EXERCISE: Nothing but a verbatim copy of the data, minus the images, should be returned.

(DATASET CONTENT begins)

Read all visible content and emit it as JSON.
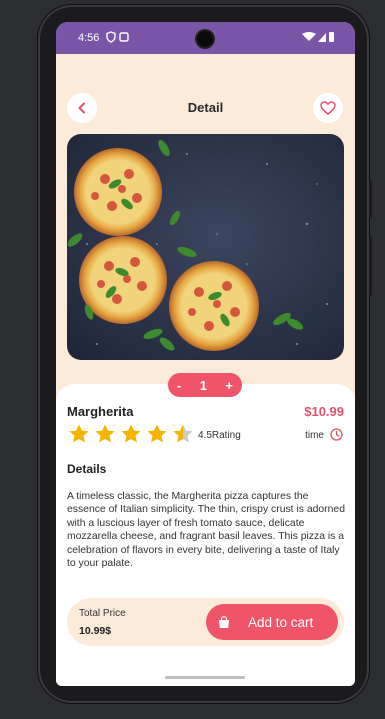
{
  "status_bar": {
    "time": "4:56"
  },
  "header": {
    "title": "Detail"
  },
  "product": {
    "name": "Margherita",
    "price": "$10.99",
    "quantity": "1",
    "rating_value": 4.5,
    "rating_label": "4.5Rating",
    "time_label": "time",
    "details_heading": "Details",
    "description": "A timeless classic, the Margherita pizza captures the essence of Italian simplicity. The thin, crispy crust is adorned with a luscious layer of fresh tomato sauce, delicate mozzarella cheese, and fragrant basil leaves. This pizza is a celebration of flavors in every bite, delivering a taste of Italy to your palate."
  },
  "stepper": {
    "minus": "-",
    "plus": "+"
  },
  "footer": {
    "total_label": "Total Price",
    "total_value": "10.99$",
    "add_to_cart_label": "Add to cart"
  },
  "colors": {
    "accent": "#ef5468",
    "price": "#e0546a",
    "star": "#f5b400",
    "status_bar": "#7b55a7",
    "background": "#fdebd9"
  }
}
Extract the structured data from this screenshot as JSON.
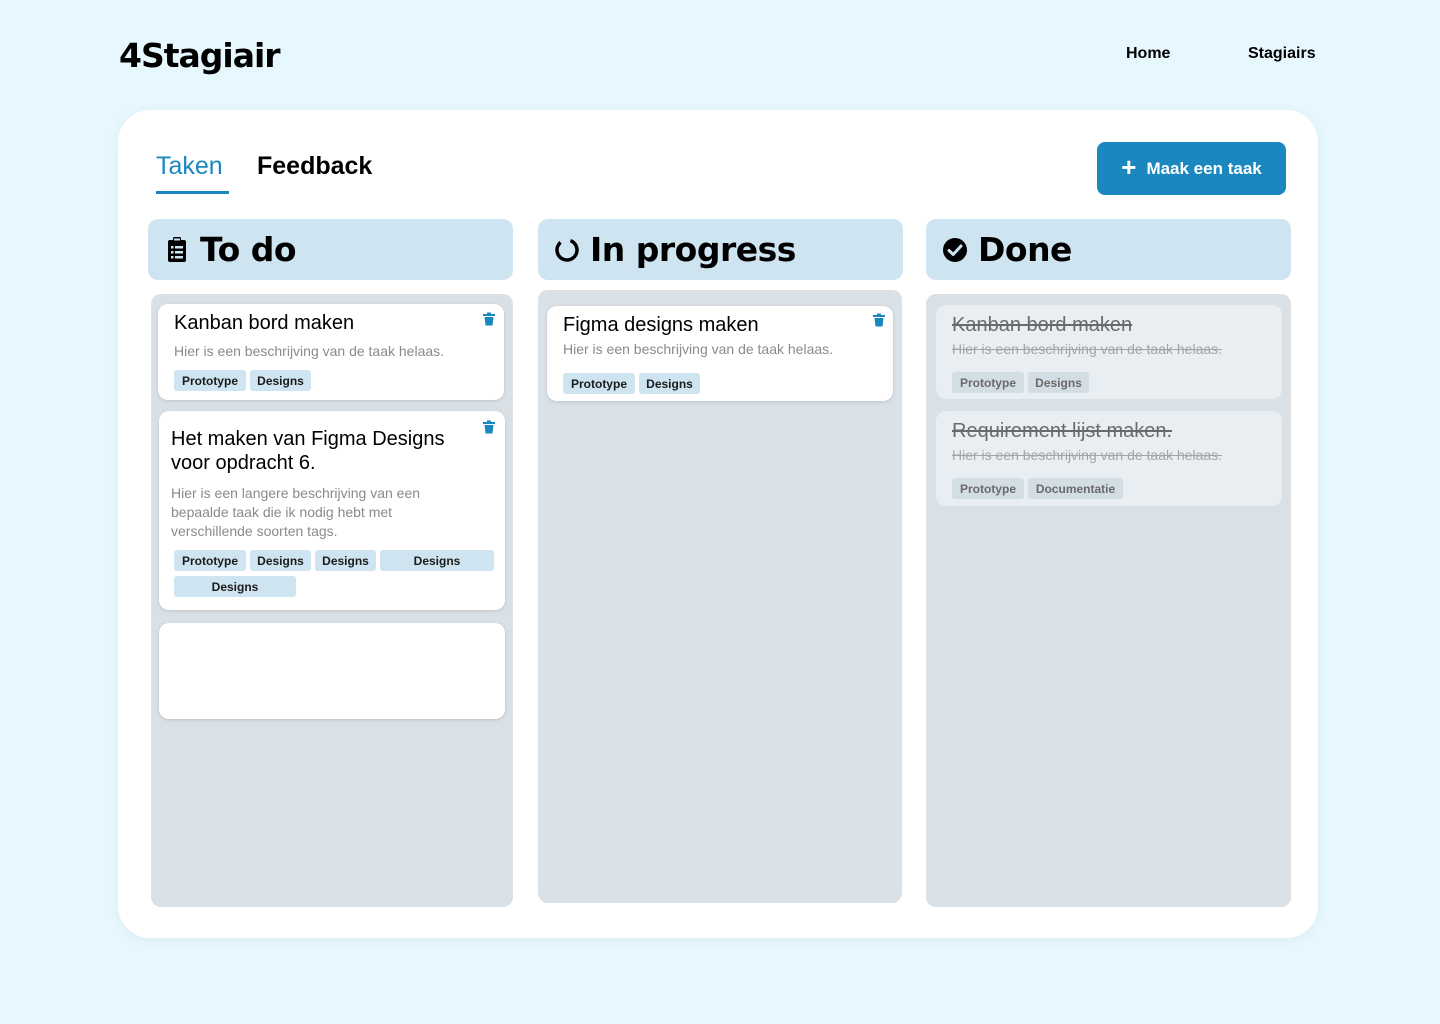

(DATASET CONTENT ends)

RESULT BELOW:
Read all visible content and emit it as JSON.
{
  "status_bar": {
    "time": "4:56"
  },
  "header": {
    "title": "Detail"
  },
  "product": {
    "name": "Margherita",
    "price": "$10.99",
    "quantity": "1",
    "rating_value": 4.5,
    "rating_label": "4.5Rating",
    "time_label": "time",
    "details_heading": "Details",
    "description": "A timeless classic, the Margherita pizza captures the essence of Italian simplicity. The thin, crispy crust is adorned with a luscious layer of fresh tomato sauce, delicate mozzarella cheese, and fragrant basil leaves. This pizza is a celebration of flavors in every bite, delivering a taste of Italy to your palate."
  },
  "stepper": {
    "minus": "-",
    "plus": "+"
  },
  "footer": {
    "total_label": "Total Price",
    "total_value": "10.99$",
    "add_to_cart_label": "Add to cart"
  },
  "colors": {
    "accent": "#ef5468",
    "price": "#e0546a",
    "star": "#f5b400",
    "status_bar": "#7b55a7",
    "background": "#fdebd9"
  }
}
Extract the structured data from this screenshot as JSON.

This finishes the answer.